WORK REQUIRED
Would you retype the records below exactly as they appear?

Web page and app entries
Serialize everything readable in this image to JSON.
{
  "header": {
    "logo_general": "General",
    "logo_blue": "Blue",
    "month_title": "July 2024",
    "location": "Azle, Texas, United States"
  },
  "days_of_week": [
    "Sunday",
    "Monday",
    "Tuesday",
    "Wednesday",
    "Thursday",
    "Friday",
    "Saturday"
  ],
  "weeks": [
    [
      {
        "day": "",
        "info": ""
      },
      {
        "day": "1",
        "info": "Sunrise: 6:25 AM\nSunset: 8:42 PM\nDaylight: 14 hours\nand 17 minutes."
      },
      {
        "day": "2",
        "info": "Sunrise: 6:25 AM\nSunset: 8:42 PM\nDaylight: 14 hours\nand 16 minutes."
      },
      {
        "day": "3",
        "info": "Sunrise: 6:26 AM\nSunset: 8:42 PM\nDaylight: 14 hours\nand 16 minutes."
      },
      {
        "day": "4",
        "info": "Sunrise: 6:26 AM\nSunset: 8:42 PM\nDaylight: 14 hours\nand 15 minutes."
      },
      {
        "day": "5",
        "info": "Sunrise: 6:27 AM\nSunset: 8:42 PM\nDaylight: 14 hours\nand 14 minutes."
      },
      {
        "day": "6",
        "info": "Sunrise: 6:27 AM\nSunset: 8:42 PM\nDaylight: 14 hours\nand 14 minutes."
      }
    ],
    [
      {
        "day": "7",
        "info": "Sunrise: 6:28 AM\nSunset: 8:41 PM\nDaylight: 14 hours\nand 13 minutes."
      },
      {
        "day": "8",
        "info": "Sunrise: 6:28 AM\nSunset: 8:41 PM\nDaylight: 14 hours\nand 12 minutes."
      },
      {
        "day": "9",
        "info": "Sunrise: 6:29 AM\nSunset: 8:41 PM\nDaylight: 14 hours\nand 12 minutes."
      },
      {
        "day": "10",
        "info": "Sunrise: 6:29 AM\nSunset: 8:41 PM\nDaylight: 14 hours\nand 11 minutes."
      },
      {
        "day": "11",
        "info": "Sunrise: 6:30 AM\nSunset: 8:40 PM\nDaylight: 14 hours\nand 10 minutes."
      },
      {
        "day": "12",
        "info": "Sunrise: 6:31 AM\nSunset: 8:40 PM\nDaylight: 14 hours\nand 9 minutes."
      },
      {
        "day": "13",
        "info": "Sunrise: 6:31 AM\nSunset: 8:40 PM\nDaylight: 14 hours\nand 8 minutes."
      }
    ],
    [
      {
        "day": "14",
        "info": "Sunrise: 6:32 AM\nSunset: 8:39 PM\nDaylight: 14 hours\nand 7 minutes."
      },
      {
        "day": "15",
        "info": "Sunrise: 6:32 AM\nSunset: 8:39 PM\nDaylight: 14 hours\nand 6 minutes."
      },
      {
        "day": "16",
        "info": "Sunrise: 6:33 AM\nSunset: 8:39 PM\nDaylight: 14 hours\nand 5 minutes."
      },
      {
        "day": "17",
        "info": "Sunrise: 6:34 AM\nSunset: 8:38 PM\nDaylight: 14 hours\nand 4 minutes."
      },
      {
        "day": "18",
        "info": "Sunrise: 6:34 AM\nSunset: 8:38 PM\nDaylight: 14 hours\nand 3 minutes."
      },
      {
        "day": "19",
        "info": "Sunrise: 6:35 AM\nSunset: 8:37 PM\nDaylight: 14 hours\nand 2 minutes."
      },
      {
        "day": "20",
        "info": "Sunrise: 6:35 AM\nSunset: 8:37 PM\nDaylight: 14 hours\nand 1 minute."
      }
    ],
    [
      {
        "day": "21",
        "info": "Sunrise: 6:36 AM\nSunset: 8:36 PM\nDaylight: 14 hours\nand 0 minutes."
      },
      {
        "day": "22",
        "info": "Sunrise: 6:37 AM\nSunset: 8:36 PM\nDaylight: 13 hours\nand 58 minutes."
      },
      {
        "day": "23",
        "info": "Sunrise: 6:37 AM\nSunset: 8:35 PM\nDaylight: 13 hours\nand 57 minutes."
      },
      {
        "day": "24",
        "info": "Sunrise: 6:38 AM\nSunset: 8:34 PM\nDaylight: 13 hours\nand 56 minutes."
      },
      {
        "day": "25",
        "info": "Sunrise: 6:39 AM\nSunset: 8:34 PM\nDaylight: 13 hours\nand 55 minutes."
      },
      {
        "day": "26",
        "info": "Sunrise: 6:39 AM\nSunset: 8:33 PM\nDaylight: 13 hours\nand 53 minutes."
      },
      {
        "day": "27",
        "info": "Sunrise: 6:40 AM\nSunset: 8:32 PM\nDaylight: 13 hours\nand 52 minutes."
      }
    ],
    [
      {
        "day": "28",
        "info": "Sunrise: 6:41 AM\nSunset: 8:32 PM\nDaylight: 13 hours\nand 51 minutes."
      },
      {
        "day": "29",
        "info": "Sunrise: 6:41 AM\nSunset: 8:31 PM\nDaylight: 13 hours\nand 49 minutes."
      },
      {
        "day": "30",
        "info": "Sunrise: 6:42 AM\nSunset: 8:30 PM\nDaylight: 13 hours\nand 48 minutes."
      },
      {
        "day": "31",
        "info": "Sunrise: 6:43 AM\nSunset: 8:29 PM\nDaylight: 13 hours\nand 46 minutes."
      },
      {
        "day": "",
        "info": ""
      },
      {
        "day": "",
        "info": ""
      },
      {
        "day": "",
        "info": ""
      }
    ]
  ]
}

SOLVED EXERCISE
Serialize everything readable in this image to JSON.
{
  "header": {
    "logo_general": "General",
    "logo_blue": "Blue",
    "month_title": "July 2024",
    "location": "Azle, Texas, United States"
  },
  "days_of_week": [
    "Sunday",
    "Monday",
    "Tuesday",
    "Wednesday",
    "Thursday",
    "Friday",
    "Saturday"
  ],
  "weeks": [
    [
      {
        "day": "",
        "info": ""
      },
      {
        "day": "1",
        "info": "Sunrise: 6:25 AM\nSunset: 8:42 PM\nDaylight: 14 hours\nand 17 minutes."
      },
      {
        "day": "2",
        "info": "Sunrise: 6:25 AM\nSunset: 8:42 PM\nDaylight: 14 hours\nand 16 minutes."
      },
      {
        "day": "3",
        "info": "Sunrise: 6:26 AM\nSunset: 8:42 PM\nDaylight: 14 hours\nand 16 minutes."
      },
      {
        "day": "4",
        "info": "Sunrise: 6:26 AM\nSunset: 8:42 PM\nDaylight: 14 hours\nand 15 minutes."
      },
      {
        "day": "5",
        "info": "Sunrise: 6:27 AM\nSunset: 8:42 PM\nDaylight: 14 hours\nand 14 minutes."
      },
      {
        "day": "6",
        "info": "Sunrise: 6:27 AM\nSunset: 8:42 PM\nDaylight: 14 hours\nand 14 minutes."
      }
    ],
    [
      {
        "day": "7",
        "info": "Sunrise: 6:28 AM\nSunset: 8:41 PM\nDaylight: 14 hours\nand 13 minutes."
      },
      {
        "day": "8",
        "info": "Sunrise: 6:28 AM\nSunset: 8:41 PM\nDaylight: 14 hours\nand 12 minutes."
      },
      {
        "day": "9",
        "info": "Sunrise: 6:29 AM\nSunset: 8:41 PM\nDaylight: 14 hours\nand 12 minutes."
      },
      {
        "day": "10",
        "info": "Sunrise: 6:29 AM\nSunset: 8:41 PM\nDaylight: 14 hours\nand 11 minutes."
      },
      {
        "day": "11",
        "info": "Sunrise: 6:30 AM\nSunset: 8:40 PM\nDaylight: 14 hours\nand 10 minutes."
      },
      {
        "day": "12",
        "info": "Sunrise: 6:31 AM\nSunset: 8:40 PM\nDaylight: 14 hours\nand 9 minutes."
      },
      {
        "day": "13",
        "info": "Sunrise: 6:31 AM\nSunset: 8:40 PM\nDaylight: 14 hours\nand 8 minutes."
      }
    ],
    [
      {
        "day": "14",
        "info": "Sunrise: 6:32 AM\nSunset: 8:39 PM\nDaylight: 14 hours\nand 7 minutes."
      },
      {
        "day": "15",
        "info": "Sunrise: 6:32 AM\nSunset: 8:39 PM\nDaylight: 14 hours\nand 6 minutes."
      },
      {
        "day": "16",
        "info": "Sunrise: 6:33 AM\nSunset: 8:39 PM\nDaylight: 14 hours\nand 5 minutes."
      },
      {
        "day": "17",
        "info": "Sunrise: 6:34 AM\nSunset: 8:38 PM\nDaylight: 14 hours\nand 4 minutes."
      },
      {
        "day": "18",
        "info": "Sunrise: 6:34 AM\nSunset: 8:38 PM\nDaylight: 14 hours\nand 3 minutes."
      },
      {
        "day": "19",
        "info": "Sunrise: 6:35 AM\nSunset: 8:37 PM\nDaylight: 14 hours\nand 2 minutes."
      },
      {
        "day": "20",
        "info": "Sunrise: 6:35 AM\nSunset: 8:37 PM\nDaylight: 14 hours\nand 1 minute."
      }
    ],
    [
      {
        "day": "21",
        "info": "Sunrise: 6:36 AM\nSunset: 8:36 PM\nDaylight: 14 hours\nand 0 minutes."
      },
      {
        "day": "22",
        "info": "Sunrise: 6:37 AM\nSunset: 8:36 PM\nDaylight: 13 hours\nand 58 minutes."
      },
      {
        "day": "23",
        "info": "Sunrise: 6:37 AM\nSunset: 8:35 PM\nDaylight: 13 hours\nand 57 minutes."
      },
      {
        "day": "24",
        "info": "Sunrise: 6:38 AM\nSunset: 8:34 PM\nDaylight: 13 hours\nand 56 minutes."
      },
      {
        "day": "25",
        "info": "Sunrise: 6:39 AM\nSunset: 8:34 PM\nDaylight: 13 hours\nand 55 minutes."
      },
      {
        "day": "26",
        "info": "Sunrise: 6:39 AM\nSunset: 8:33 PM\nDaylight: 13 hours\nand 53 minutes."
      },
      {
        "day": "27",
        "info": "Sunrise: 6:40 AM\nSunset: 8:32 PM\nDaylight: 13 hours\nand 52 minutes."
      }
    ],
    [
      {
        "day": "28",
        "info": "Sunrise: 6:41 AM\nSunset: 8:32 PM\nDaylight: 13 hours\nand 51 minutes."
      },
      {
        "day": "29",
        "info": "Sunrise: 6:41 AM\nSunset: 8:31 PM\nDaylight: 13 hours\nand 49 minutes."
      },
      {
        "day": "30",
        "info": "Sunrise: 6:42 AM\nSunset: 8:30 PM\nDaylight: 13 hours\nand 48 minutes."
      },
      {
        "day": "31",
        "info": "Sunrise: 6:43 AM\nSunset: 8:29 PM\nDaylight: 13 hours\nand 46 minutes."
      },
      {
        "day": "",
        "info": ""
      },
      {
        "day": "",
        "info": ""
      },
      {
        "day": "",
        "info": ""
      }
    ]
  ]
}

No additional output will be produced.